A number of scheming entrepreneurs actually believe that a crowded marketplace is a critical indicator of high demand. They do not hesitate to put their heads into the crowded market and the trick they mostly use is differentiation and exemplary customer service.

A couple of years ago, Purity set out to launch a high end spa meant to cater for middle class women in Nairobi. Armed with her cheque book and property agent, she set out to locate a premise with a high number of high end spas in the vicinity. After weeks of careful searching, she found one in the one of the leafy suburbs of Nairobi town and aid for it immediately.

After contracting her interior designer, neighbours started whispering doubts about Purity’s move of jumping into an overly saturated high end spa market. She blocked her ears and went on to put final touches on her dream spa.

The inaugural day came and Purity opened her doors to clients and went ahead to offer a 50 per cent slash on prices of services offered by other high end spas in the neighborhood. She made an effort to collect names and contact details of all clients who set foot in her dream spa on that material day. Confident in her highly trained team, Purity was assured of repeat business at normal rates the next time the same clients stepped into her business doors.

Unique approach

Word actually spread around the vicinity and Purity was blessed with a double increase in clientele the following weekend. As we speak, her dream spa is among the leading high end spas in the leafy suburb.Whether your business has a distinct philosophy or a unique approach, or transforms some aspect of the traditional offers of your competitors into something bigger, better or more useful, you can easily excel in an overly crowded market through differentiation.

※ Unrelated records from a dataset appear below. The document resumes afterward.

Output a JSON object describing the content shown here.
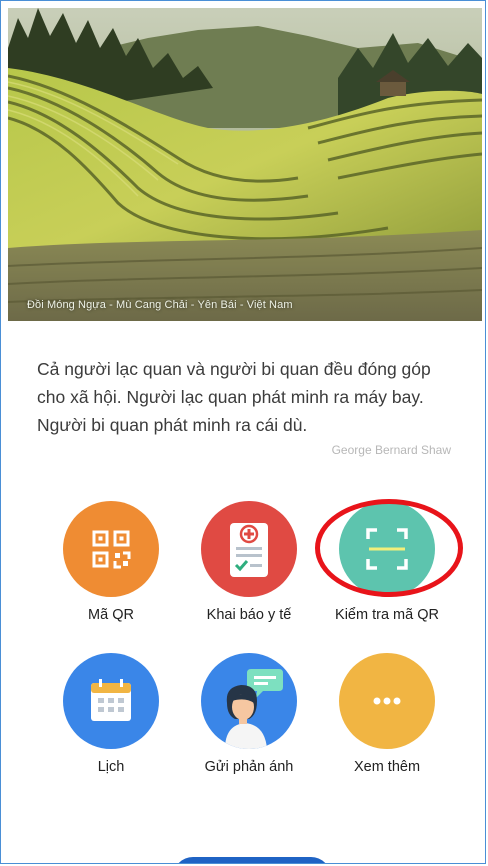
{
  "hero": {
    "caption": "Đồi Móng Ngựa - Mù Cang Chải - Yên Bái - Việt Nam"
  },
  "quote": {
    "text": "Cả người lạc quan và người bi quan đều đóng góp cho xã hội. Người lạc quan phát minh ra máy bay. Người bi quan phát minh ra cái dù.",
    "author": "George Bernard Shaw"
  },
  "tiles": [
    {
      "label": "Mã QR",
      "icon": "qr-code-icon",
      "color": "#ef8c33"
    },
    {
      "label": "Khai báo y tế",
      "icon": "medical-form-icon",
      "color": "#e04a43"
    },
    {
      "label": "Kiểm tra mã QR",
      "icon": "qr-scan-icon",
      "color": "#5dc4ae"
    },
    {
      "label": "Lịch",
      "icon": "calendar-icon",
      "color": "#3a86e8"
    },
    {
      "label": "Gửi phản ánh",
      "icon": "feedback-person-icon",
      "color": "#3a86e8"
    },
    {
      "label": "Xem thêm",
      "icon": "more-dots-icon",
      "color": "#f1b543"
    }
  ],
  "colors": {
    "frame_border": "#4a8fd6",
    "highlight": "#e8141a",
    "primary_button": "#1f63c4"
  }
}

Am sure most of you shy away from crowded markets in fear of competition and business failure but you now know what to do if faced by such an opportunity.

These strategies and more should help you gain confidence and turn around your struggling business. Remember, most of the worlds successful business owners started and closed numerous business ventures before making it big in the corporate world.

So, who are you to chicken out of small economic tremors? Experiences of failure ought to strengthen you and offer you a map of what has and hasn’t worked before and not an excuse to close down your brilliant business entity. Come up with your own business turnaround campaign today and stop living in fear of the unknown. Businesses are built to last and not to fail.

Maina Gachanjah is a Marketing Consultant at Juhudi Investments Consultancy. He  runs training programmes on marketing management and entrepreneurship. call +254 716 951 031 and book an appointment. <http://www.nic-securities.com/>